Omitting all pictures, retype the entries below exactly as given.

* * * * * * * * *

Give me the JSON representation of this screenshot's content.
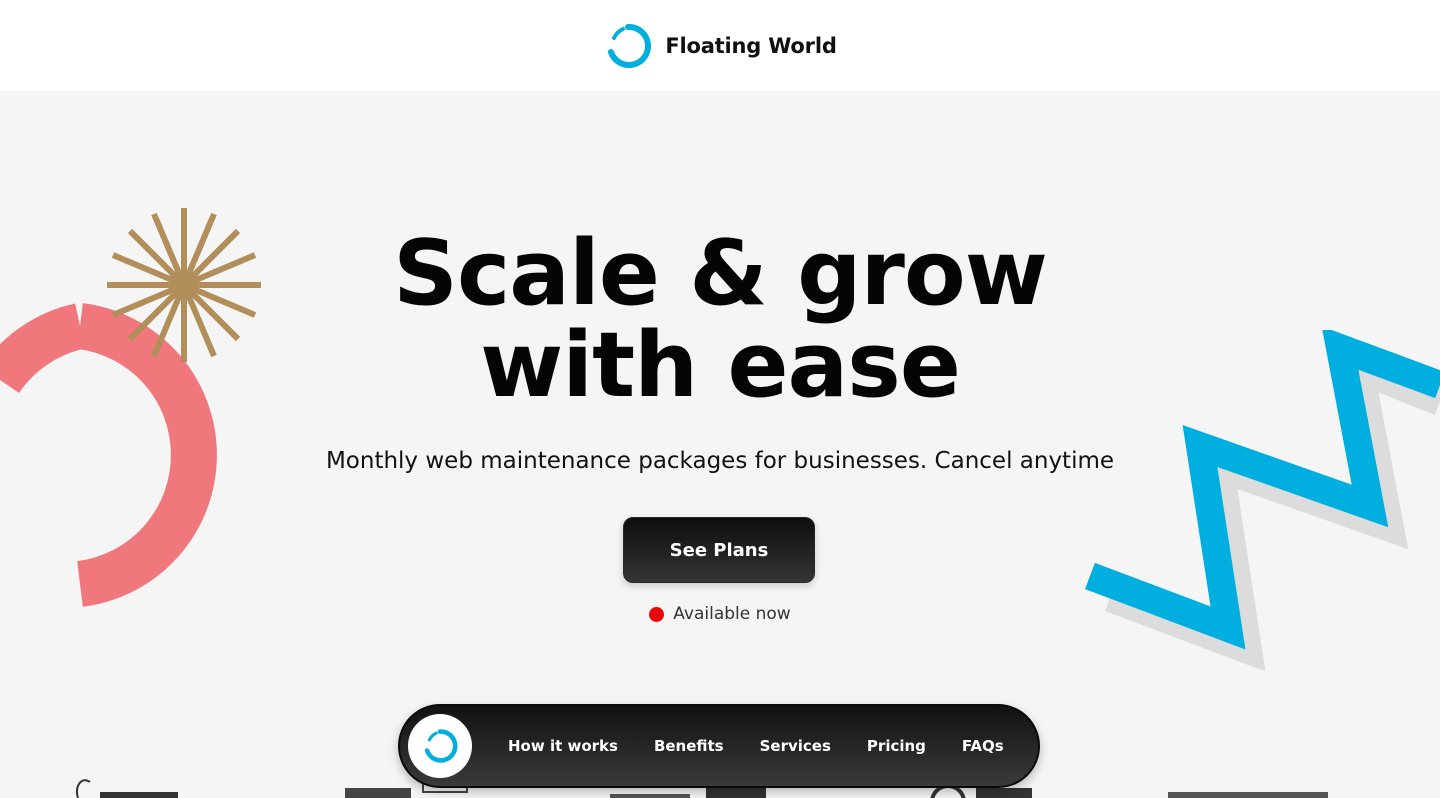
{
  "header": {
    "brand_name": "Floating World",
    "logo_icon": "blue-ring-logo-icon"
  },
  "hero": {
    "title_line1": "Scale & grow",
    "title_line2": "with ease",
    "subtitle": "Monthly web maintenance packages for businesses. Cancel anytime",
    "cta_label": "See Plans",
    "availability_text": "Available now"
  },
  "navbar": {
    "items": [
      {
        "label": "How it works"
      },
      {
        "label": "Benefits"
      },
      {
        "label": "Services"
      },
      {
        "label": "Pricing"
      },
      {
        "label": "FAQs"
      }
    ]
  },
  "colors": {
    "background": "#f5f5f5",
    "accent_blue": "#00aee0",
    "coral": "#f0787c",
    "gold": "#b28f5a",
    "status_red": "#e80a0a"
  }
}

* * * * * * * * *

• [Result of this exercise]:
Give me the JSON representation of this screenshot's content.
{
  "header": {
    "brand_name": "Floating World",
    "logo_icon": "blue-ring-logo-icon"
  },
  "hero": {
    "title_line1": "Scale & grow",
    "title_line2": "with ease",
    "subtitle": "Monthly web maintenance packages for businesses. Cancel anytime",
    "cta_label": "See Plans",
    "availability_text": "Available now"
  },
  "navbar": {
    "items": [
      {
        "label": "How it works"
      },
      {
        "label": "Benefits"
      },
      {
        "label": "Services"
      },
      {
        "label": "Pricing"
      },
      {
        "label": "FAQs"
      }
    ]
  },
  "colors": {
    "background": "#f5f5f5",
    "accent_blue": "#00aee0",
    "coral": "#f0787c",
    "gold": "#b28f5a",
    "status_red": "#e80a0a"
  }
}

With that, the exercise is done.